Picture of author.

Margaret Forster (1938–2016)

Author of Lady's Maid

39+ Works 4,280 Members 130 Reviews 16 Favorited

About the Author

Margaret Forster was born in Carlisle, England on May 25, 1938. She read history at Somerville College, Oxford. Before her writing career took off, she was a teacher at a girls' school. She is the author of over 40 books of fiction and non-fiction. Her novel include Mother, Can You Hear Me?, Have show more the Men Had Enough?, Lady's Maid, Private Papers, Diary of an Ordinary Woman, Over, Isa and May, The Unknown Bridesmaid, and How to Measure a Cow. Georgy Girl, published in 1965, was made into a film starring Lynn Redgrave in 1966. She has written several memoirs including Hidden Lives, Precious Lives, and My Life in Houses. Her biography Elizabeth Barrett Browning won the Heinemann award and her 1993 biography of Daphne du Maurier won the Fawcett book prize and was filmed for the BBC as Daphne in 2007. She also wrote a history of feminism entitled Significant Sisters in 1984. She died of cancer on February 8, 2016 at the age of 77. (Bowker Author Biography) show less

Works by Margaret Forster

Lady's Maid (1990) 653 copies
Diary of an Ordinary Woman (2003) 329 copies
Keeping the World Away (2006) 291 copies
The Memory Box (1999) 279 copies
Have the Men Had Enough? (1989) 165 copies
Shadow Baby (1996) 134 copies
Private Papers (1986) 125 copies
Significant Sisters (1984) 115 copies
The Battle for Christabel (1991) 108 copies
Georgy Girl (1965) 106 copies
Over (2007) 103 copies

Associated Works

Is Anyone There? (1978) — Contributor — 27 copies
Georgy Girl [1966 film] (1966) — Original book — 25 copies


Common Knowledge

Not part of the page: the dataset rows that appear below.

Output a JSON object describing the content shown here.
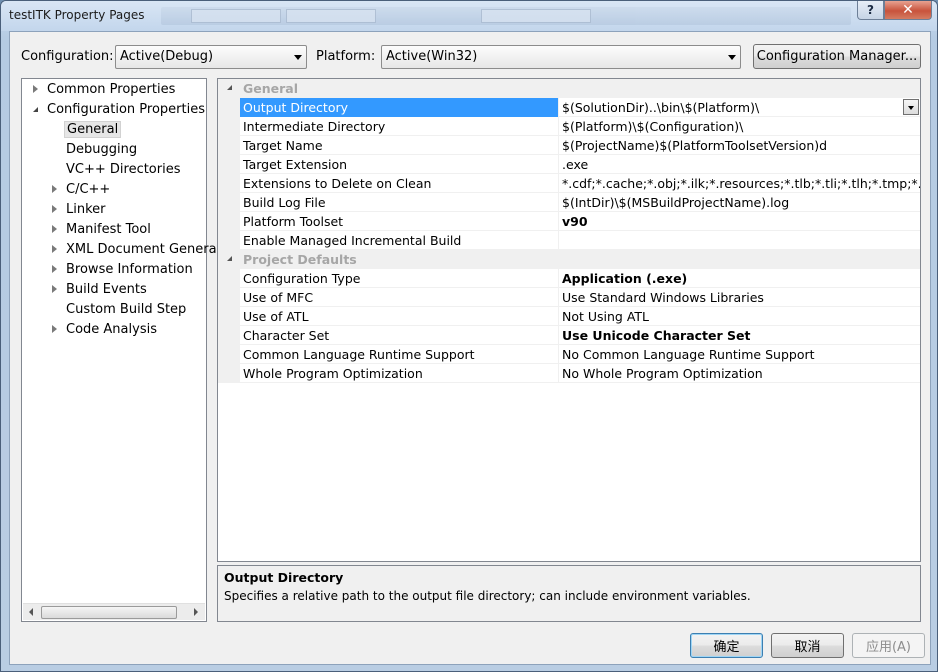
{
  "window": {
    "title": "testITK Property Pages",
    "help_glyph": "?",
    "close_glyph": "✕"
  },
  "config": {
    "configuration_label": "Configuration:",
    "configuration_value": "Active(Debug)",
    "platform_label": "Platform:",
    "platform_value": "Active(Win32)",
    "manager_button": "Configuration Manager..."
  },
  "tree": [
    {
      "label": "Common Properties",
      "level": 0,
      "expander": "closed"
    },
    {
      "label": "Configuration Properties",
      "level": 0,
      "expander": "open"
    },
    {
      "label": "General",
      "level": 1,
      "expander": "none",
      "selected": true
    },
    {
      "label": "Debugging",
      "level": 1,
      "expander": "none"
    },
    {
      "label": "VC++ Directories",
      "level": 1,
      "expander": "none"
    },
    {
      "label": "C/C++",
      "level": 1,
      "expander": "closed"
    },
    {
      "label": "Linker",
      "level": 1,
      "expander": "closed"
    },
    {
      "label": "Manifest Tool",
      "level": 1,
      "expander": "closed"
    },
    {
      "label": "XML Document Generat",
      "level": 1,
      "expander": "closed"
    },
    {
      "label": "Browse Information",
      "level": 1,
      "expander": "closed"
    },
    {
      "label": "Build Events",
      "level": 1,
      "expander": "closed"
    },
    {
      "label": "Custom Build Step",
      "level": 1,
      "expander": "none"
    },
    {
      "label": "Code Analysis",
      "level": 1,
      "expander": "closed"
    }
  ],
  "grid": {
    "categories": [
      {
        "name": "General",
        "rows": [
          {
            "key": "Output Directory",
            "value": "$(SolutionDir)..\\bin\\$(Platform)\\",
            "selected": true
          },
          {
            "key": "Intermediate Directory",
            "value": "$(Platform)\\$(Configuration)\\"
          },
          {
            "key": "Target Name",
            "value": "$(ProjectName)$(PlatformToolsetVersion)d"
          },
          {
            "key": "Target Extension",
            "value": ".exe"
          },
          {
            "key": "Extensions to Delete on Clean",
            "value": "*.cdf;*.cache;*.obj;*.ilk;*.resources;*.tlb;*.tli;*.tlh;*.tmp;*.rsp;*.pgc"
          },
          {
            "key": "Build Log File",
            "value": "$(IntDir)\\$(MSBuildProjectName).log"
          },
          {
            "key": "Platform Toolset",
            "value": "v90",
            "bold": true
          },
          {
            "key": "Enable Managed Incremental Build",
            "value": ""
          }
        ]
      },
      {
        "name": "Project Defaults",
        "rows": [
          {
            "key": "Configuration Type",
            "value": "Application (.exe)",
            "bold": true
          },
          {
            "key": "Use of MFC",
            "value": "Use Standard Windows Libraries"
          },
          {
            "key": "Use of ATL",
            "value": "Not Using ATL"
          },
          {
            "key": "Character Set",
            "value": "Use Unicode Character Set",
            "bold": true
          },
          {
            "key": "Common Language Runtime Support",
            "value": "No Common Language Runtime Support"
          },
          {
            "key": "Whole Program Optimization",
            "value": "No Whole Program Optimization"
          }
        ]
      }
    ]
  },
  "description": {
    "title": "Output Directory",
    "text": "Specifies a relative path to the output file directory; can include environment variables."
  },
  "buttons": {
    "ok": "确定",
    "cancel": "取消",
    "apply": "应用(A)"
  },
  "colors": {
    "selection": "#3399ff",
    "category_text": "#a6a6a6"
  }
}
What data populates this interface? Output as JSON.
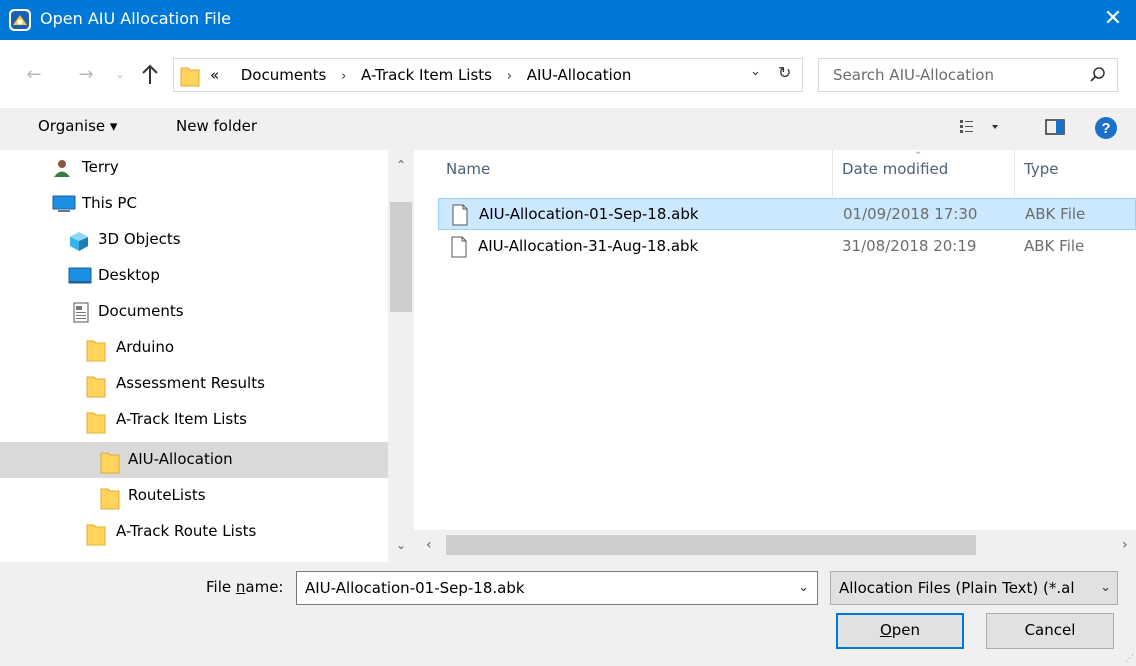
{
  "window": {
    "title": "Open AIU Allocation File",
    "close_label": "✕"
  },
  "address": {
    "overflow": "«",
    "crumbs": [
      "Documents",
      "A-Track Item Lists",
      "AIU-Allocation"
    ],
    "separator": "›"
  },
  "search": {
    "placeholder": "Search AIU-Allocation"
  },
  "toolbar": {
    "organise_label": "Organise ▾",
    "new_folder_label": "New folder"
  },
  "nav": {
    "items": [
      {
        "label": "Terry",
        "icon": "user-icon"
      },
      {
        "label": "This PC",
        "icon": "computer-icon"
      },
      {
        "label": "3D Objects",
        "icon": "3d-objects-icon"
      },
      {
        "label": "Desktop",
        "icon": "desktop-icon"
      },
      {
        "label": "Documents",
        "icon": "documents-icon"
      },
      {
        "label": "Arduino",
        "icon": "folder-icon"
      },
      {
        "label": "Assessment Results",
        "icon": "folder-icon"
      },
      {
        "label": "A-Track Item Lists",
        "icon": "folder-icon"
      },
      {
        "label": "AIU-Allocation",
        "icon": "folder-icon",
        "selected": true
      },
      {
        "label": "RouteLists",
        "icon": "folder-icon"
      },
      {
        "label": "A-Track Route Lists",
        "icon": "folder-icon"
      }
    ]
  },
  "files": {
    "columns": [
      "Name",
      "Date modified",
      "Type"
    ],
    "rows": [
      {
        "name": "AIU-Allocation-01-Sep-18.abk",
        "date": "01/09/2018 17:30",
        "type": "ABK File",
        "selected": true
      },
      {
        "name": "AIU-Allocation-31-Aug-18.abk",
        "date": "31/08/2018 20:19",
        "type": "ABK File",
        "selected": false
      }
    ]
  },
  "footer": {
    "file_name_label_pre": "File ",
    "file_name_label_u": "n",
    "file_name_label_post": "ame:",
    "file_name_value": "AIU-Allocation-01-Sep-18.abk",
    "file_type_value": "Allocation Files (Plain Text) (*.al",
    "open_u": "O",
    "open_rest": "pen",
    "cancel_label": "Cancel"
  },
  "colors": {
    "titlebar": "#0078d7",
    "selection": "#cce8ff",
    "nav_selection": "#d9d9d9",
    "folder": "#ffd35c"
  }
}
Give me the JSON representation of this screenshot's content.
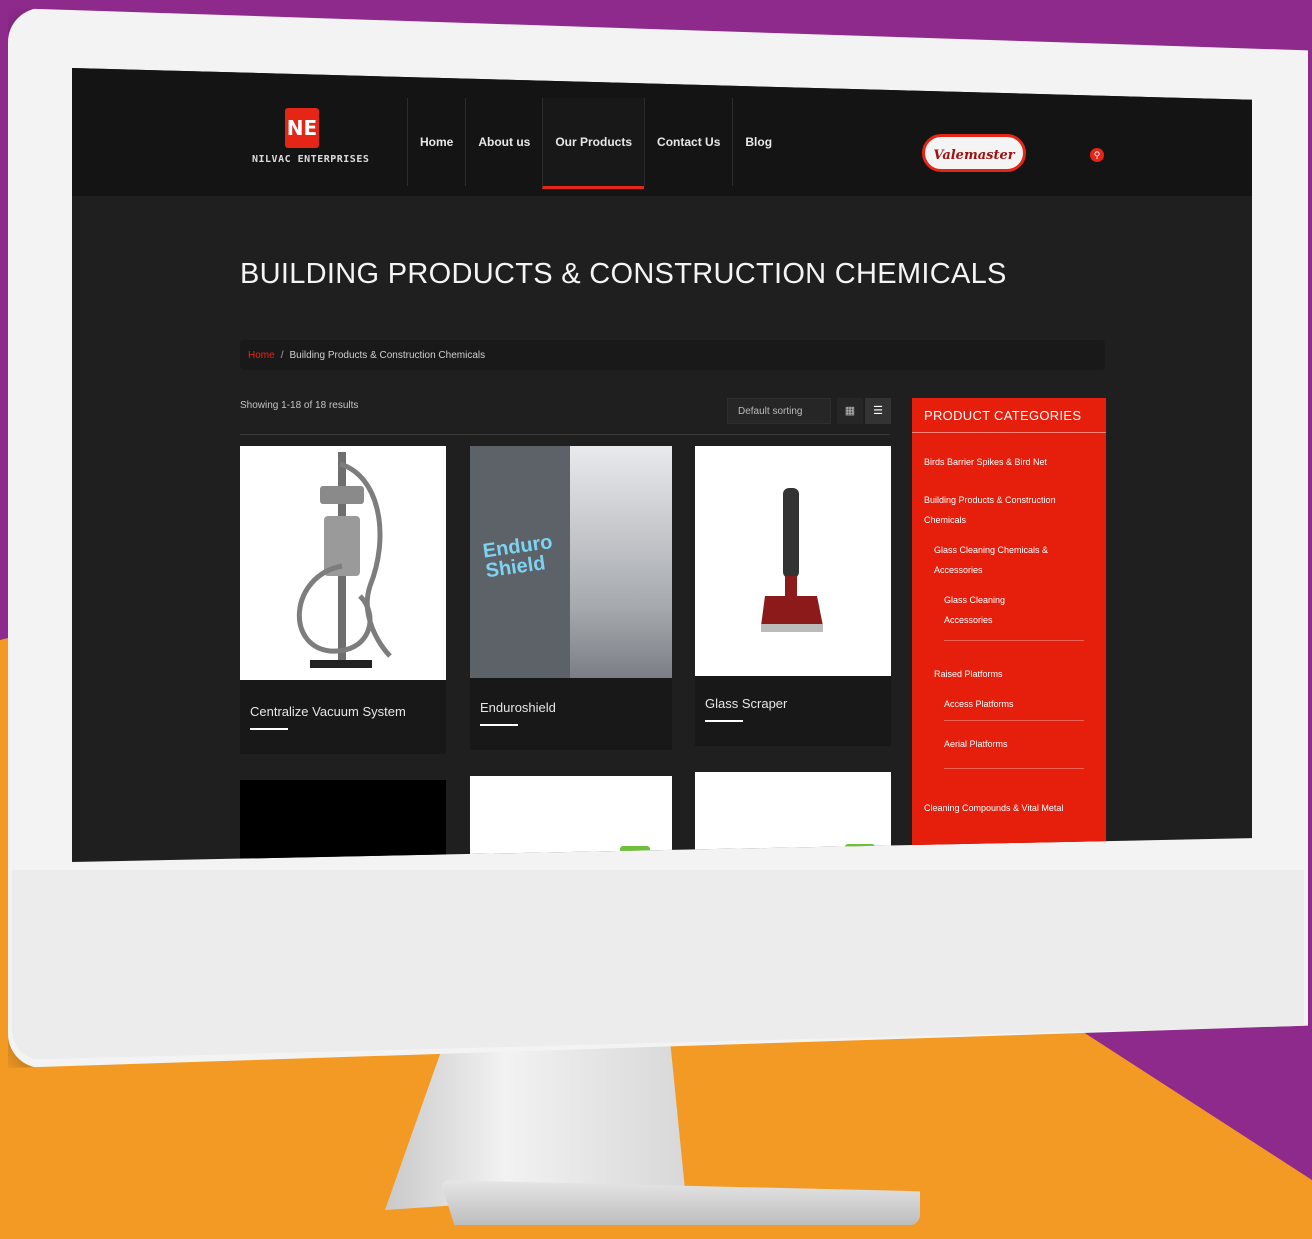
{
  "site": {
    "logo_mark": "NE",
    "logo_text": "NILVAC ENTERPRISES",
    "nav": [
      "Home",
      "About us",
      "Our Products",
      "Contact Us",
      "Blog"
    ],
    "brand_badge": "Valemaster"
  },
  "page": {
    "title": "BUILDING PRODUCTS & CONSTRUCTION CHEMICALS",
    "breadcrumb_home": "Home",
    "breadcrumb_sep": "/",
    "breadcrumb_current": "Building Products & Construction Chemicals",
    "results": "Showing 1-18 of 18 results",
    "sort": "Default sorting"
  },
  "products": [
    {
      "title": "Centralize Vacuum System"
    },
    {
      "title": "Enduroshield",
      "image_text": "Enduro Shield"
    },
    {
      "title": "Glass Scraper"
    }
  ],
  "sidebar": {
    "title": "PRODUCT CATEGORIES",
    "categories": [
      "Birds Barrier Spikes & Bird Net",
      "Building Products & Construction Chemicals",
      "Glass Cleaning Chemicals & Accessories",
      "Glass Cleaning Accessories",
      "Raised Platforms",
      "Access Platforms",
      "Aerial Platforms",
      "Cleaning Compounds & Vital Metal"
    ]
  },
  "colors": {
    "accent": "#e52515",
    "background": "#1f1f1f",
    "header": "#141414",
    "sidebar": "#e61e0c"
  }
}
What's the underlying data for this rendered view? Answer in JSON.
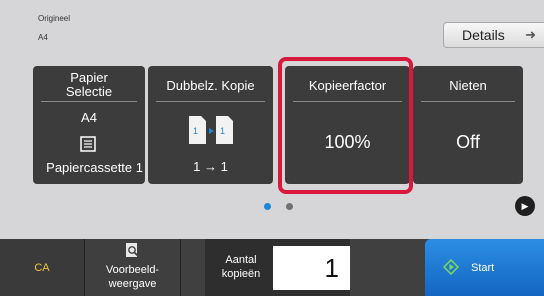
{
  "original": {
    "label": "Origineel",
    "value": "A4"
  },
  "details_button": {
    "label": "Details",
    "icon": "arrow-right-icon"
  },
  "tiles": {
    "paper": {
      "title_line1": "Papier",
      "title_line2": "Selectie",
      "size": "A4",
      "icon": "paper-tray-icon",
      "source": "Papiercassette 1"
    },
    "duplex": {
      "title": "Dubbelz. Kopie",
      "icon": "duplex-copy-icon",
      "value": "1 → 1"
    },
    "ratio": {
      "title": "Kopieerfactor",
      "value": "100%"
    },
    "staple": {
      "title": "Nieten",
      "value": "Off"
    }
  },
  "pagination": {
    "current_page": 1,
    "page_count": 2
  },
  "bottom_bar": {
    "ca_label": "CA",
    "preview_line1": "Voorbeeld-",
    "preview_line2": "weergave",
    "copies_line1": "Aantal",
    "copies_line2": "kopieën",
    "copies_value": "1",
    "start_label": "Start"
  },
  "colors": {
    "highlight": "#d8193c",
    "start_button": "#1f7ad3",
    "ca_text": "#f0c23c",
    "active_dot": "#1e86d8",
    "tile_bg": "#3c3c3c"
  }
}
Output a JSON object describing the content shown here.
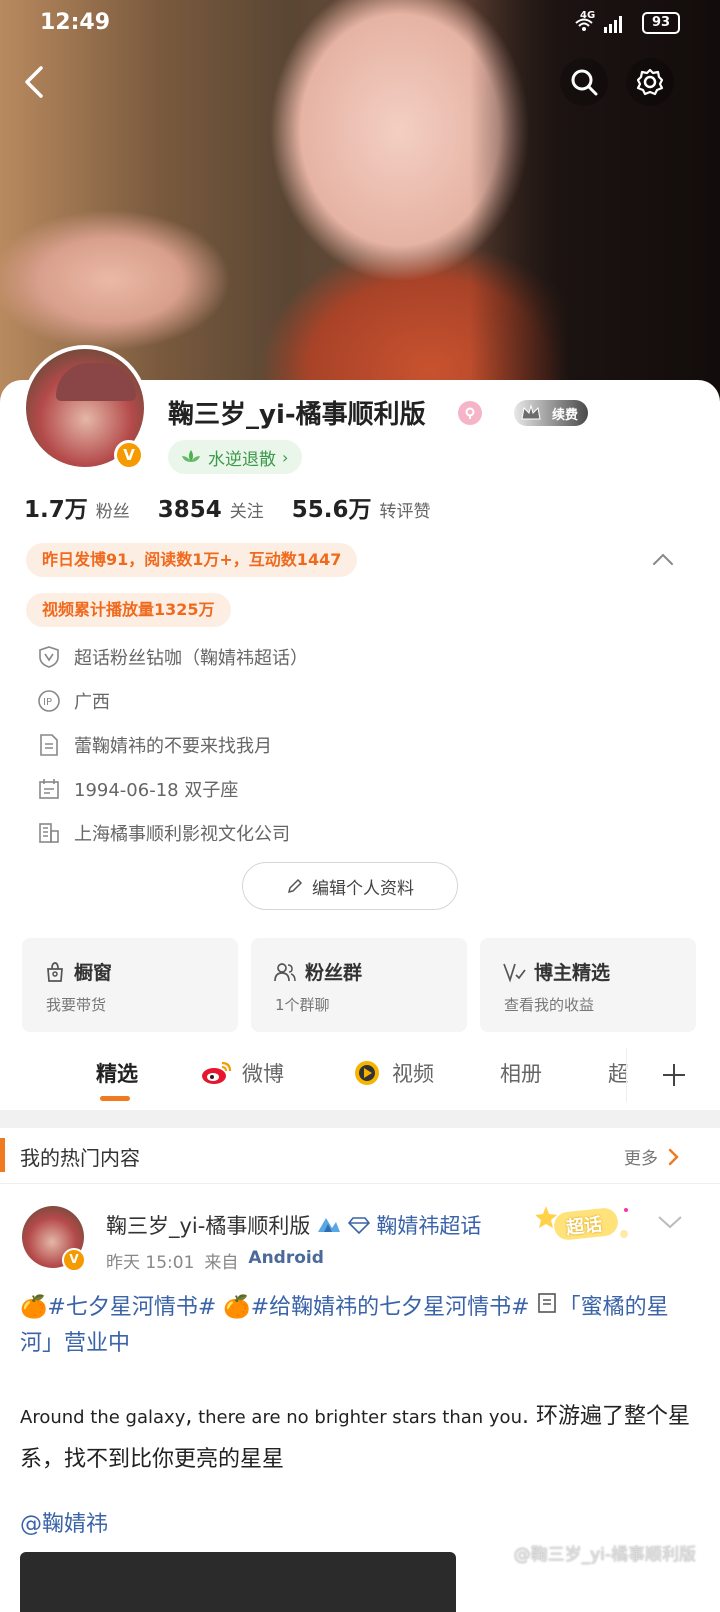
{
  "status": {
    "time": "12:49",
    "network": "4G",
    "battery": "93"
  },
  "profile": {
    "name": "鞠三岁_yi-橘事顺利版",
    "vip_label": "续费",
    "tag_label": "水逆退散",
    "stats": [
      {
        "num": "1.7万",
        "label": "粉丝"
      },
      {
        "num": "3854",
        "label": "关注"
      },
      {
        "num": "55.6万",
        "label": "转评赞"
      }
    ],
    "highlight_1": "昨日发博91，阅读数1万+，互动数1447",
    "highlight_2": "视频累计播放量1325万",
    "info": {
      "supertopic": "超话粉丝钻咖（鞠婧祎超话）",
      "ip": "广西",
      "bio": "蕾鞠婧祎的不要来找我月",
      "birthday": "1994-06-18 双子座",
      "company": "上海橘事顺利影视文化公司"
    },
    "edit_button": "编辑个人资料"
  },
  "cards": [
    {
      "title": "橱窗",
      "sub": "我要带货",
      "icon": "bag-icon"
    },
    {
      "title": "粉丝群",
      "sub": "1个群聊",
      "icon": "group-icon"
    },
    {
      "title": "博主精选",
      "sub": "查看我的收益",
      "icon": "select-icon"
    }
  ],
  "tabs": [
    "精选",
    "微博",
    "视频",
    "相册",
    "超"
  ],
  "hot": {
    "title": "我的热门内容",
    "more": "更多"
  },
  "post": {
    "author": "鞠三岁_yi-橘事顺利版",
    "topic_link": "鞠婧祎超话",
    "badge": "超话",
    "time": "昨天 15:01",
    "source_prefix": "来自",
    "source": "Android",
    "topic_1": "#七夕星河情书#",
    "topic_2": "#给鞠婧祎的七夕星河情书#",
    "article": "「蜜橘的星河」营业中",
    "en_1": "Around the galaxy",
    "en_comma": ",",
    "en_2": " there are no brighter stars than you",
    "en_dot": ".",
    "zh": " 环游遍了整个星系，找不到比你更亮的星星",
    "mention": "@鞠婧祎"
  },
  "watermark": "@鞠三岁_yi-橘事顺利版"
}
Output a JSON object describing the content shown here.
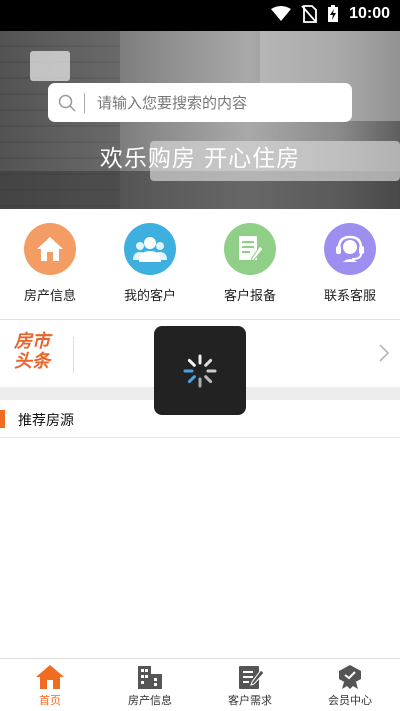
{
  "status_bar": {
    "time": "10:00"
  },
  "hero": {
    "search_placeholder": "请输入您要搜索的内容",
    "slogan": "欢乐购房  开心住房"
  },
  "quick_nav": [
    {
      "label": "房产信息",
      "icon": "house-icon",
      "color": "#f39c63"
    },
    {
      "label": "我的客户",
      "icon": "customers-icon",
      "color": "#3eb0df"
    },
    {
      "label": "客户报备",
      "icon": "report-form-icon",
      "color": "#8fcf88"
    },
    {
      "label": "联系客服",
      "icon": "customer-service-icon",
      "color": "#9c8ff0"
    }
  ],
  "news": {
    "logo_line1": "房市",
    "logo_line2": "头条"
  },
  "section": {
    "title": "推荐房源"
  },
  "tabs": [
    {
      "label": "首页",
      "icon": "home-icon",
      "active": true
    },
    {
      "label": "房产信息",
      "icon": "building-icon",
      "active": false
    },
    {
      "label": "客户需求",
      "icon": "edit-list-icon",
      "active": false
    },
    {
      "label": "会员中心",
      "icon": "member-badge-icon",
      "active": false
    }
  ],
  "colors": {
    "accent": "#ef6c22",
    "tab_inactive": "#555555"
  }
}
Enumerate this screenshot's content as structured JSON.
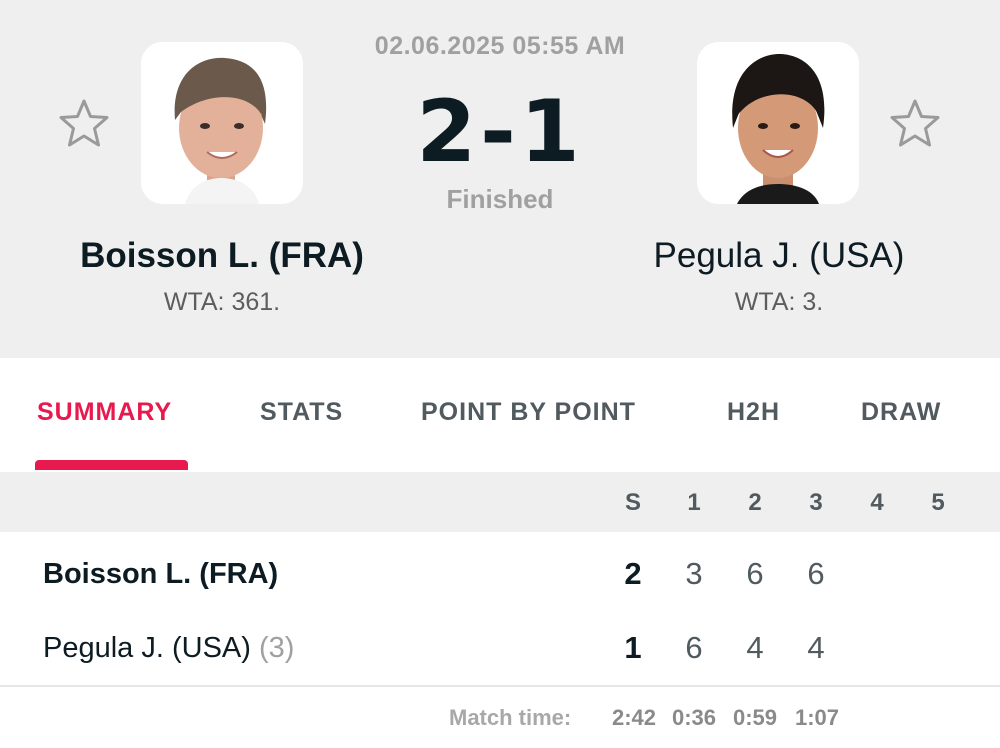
{
  "match": {
    "datetime": "02.06.2025 05:55 AM",
    "score": "2-1",
    "status": "Finished"
  },
  "players": [
    {
      "name": "Boisson L. (FRA)",
      "rank": "WTA: 361."
    },
    {
      "name": "Pegula J. (USA)",
      "rank": "WTA: 3."
    }
  ],
  "tabs": [
    {
      "label": "SUMMARY",
      "active": true
    },
    {
      "label": "STATS"
    },
    {
      "label": "POINT BY POINT"
    },
    {
      "label": "H2H"
    },
    {
      "label": "DRAW"
    }
  ],
  "table": {
    "headers": [
      "S",
      "1",
      "2",
      "3",
      "4",
      "5"
    ],
    "rows": [
      {
        "name": "Boisson L. (FRA)",
        "seed": "",
        "sets": "2",
        "games": [
          "3",
          "6",
          "6"
        ]
      },
      {
        "name": "Pegula J. (USA)",
        "seed": "(3)",
        "sets": "1",
        "games": [
          "6",
          "4",
          "4"
        ]
      }
    ],
    "match_time_label": "Match time:",
    "match_times": [
      "2:42",
      "0:36",
      "0:59",
      "1:07"
    ]
  },
  "colors": {
    "accent": "#e8194e",
    "text_dark": "#0d1b22",
    "header_bg": "#efefef"
  }
}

A splendid evocation of the biscuit manufacturing Carr clan of Carlisle. Hard work, thrift and uplift were the messages and, in relating the story of God-fearing enterprise, Forster manages to illuminate a great deal of bygone social history.
PendleHillLibrary | 1 other review | Sep 27, 2022 |
This was a reading group suggestion and I wasn't particularly thrilled. It wasn't as bad as I expected. It's a long book and I did have to commit myself to 100 pages a day to get through it. I found that when I picked it up, I could read the 100 pages and quite enjoy it but once put down, I would not be enthused to pick it back up. It definately becomes far too long towards the end and I was just waiting for it to be over. But it does have its interesting side - in its portrait of Elizabeth Barret Browning, its description of a servant's life - always at the mercy of those who called themselves poor but weren't really. The description of depression at the end is particularly good. So for a book that is the kind that I normally avoid, it was OK.… (more)
infjsarah | 10 other reviews | Mar 27, 2021 |
Dit boek gaf ik aan ma en zij vond het heel goed. Na haar overlijden heb ik het voor de tweede keer gelezen en er opnieuw van genoten. Het verhaal van een aantal vrouwen met een klein schilderij als rode draad.
elsmvst | 11 other reviews | Mar 20, 2021 |
Margaret Forster’s brilliant novel Lady’s Maid introduces us to a young woman in service in mid-19th-century London. Yet Elizabeth Wilson is no ordinary maid. She is lady’s maid to Miss Elizabeth Barrett, the invalid daughter of a wealthy London gentleman, who has made a name for herself as a poetess. When Wilson enters Miss Elizabeth’s service in 1844, her mistress is withdrawn and easily tired, plagued by mysterious physical weakness and given to depression. As time passes, the patient Northern maid and her mercurial employer find a sympathy, deepened by Wilson’s reverence for books and by her compassion for the unworldly Miss Elizabeth. Gradually, Wilson convinces Miss Elizabeth to take turns in the park, coaxing colour into her face and strength into her limbs. Yet Wilson’s ministrations are nothing beside the impact that a new correspondent has on her mistress. Letters from the poet Mr Browning are soon the highlight of Miss Elizabeth’s day and Wilson finds herself drawn into a daring plan that will take her further from home than she ever dreamed possible. Amazingly rich, thoughtful and evocative, Forster’s novel introduced me to the full picture of the great Browning romance – seen through Wilson’s loyal but unsentimental eyes.

For the full review, please see my blog:
… (more)
TheIdleWoman | 10 other reviews | Mar 15, 2021 |



You May Also Like


Also by

Charts & Graphs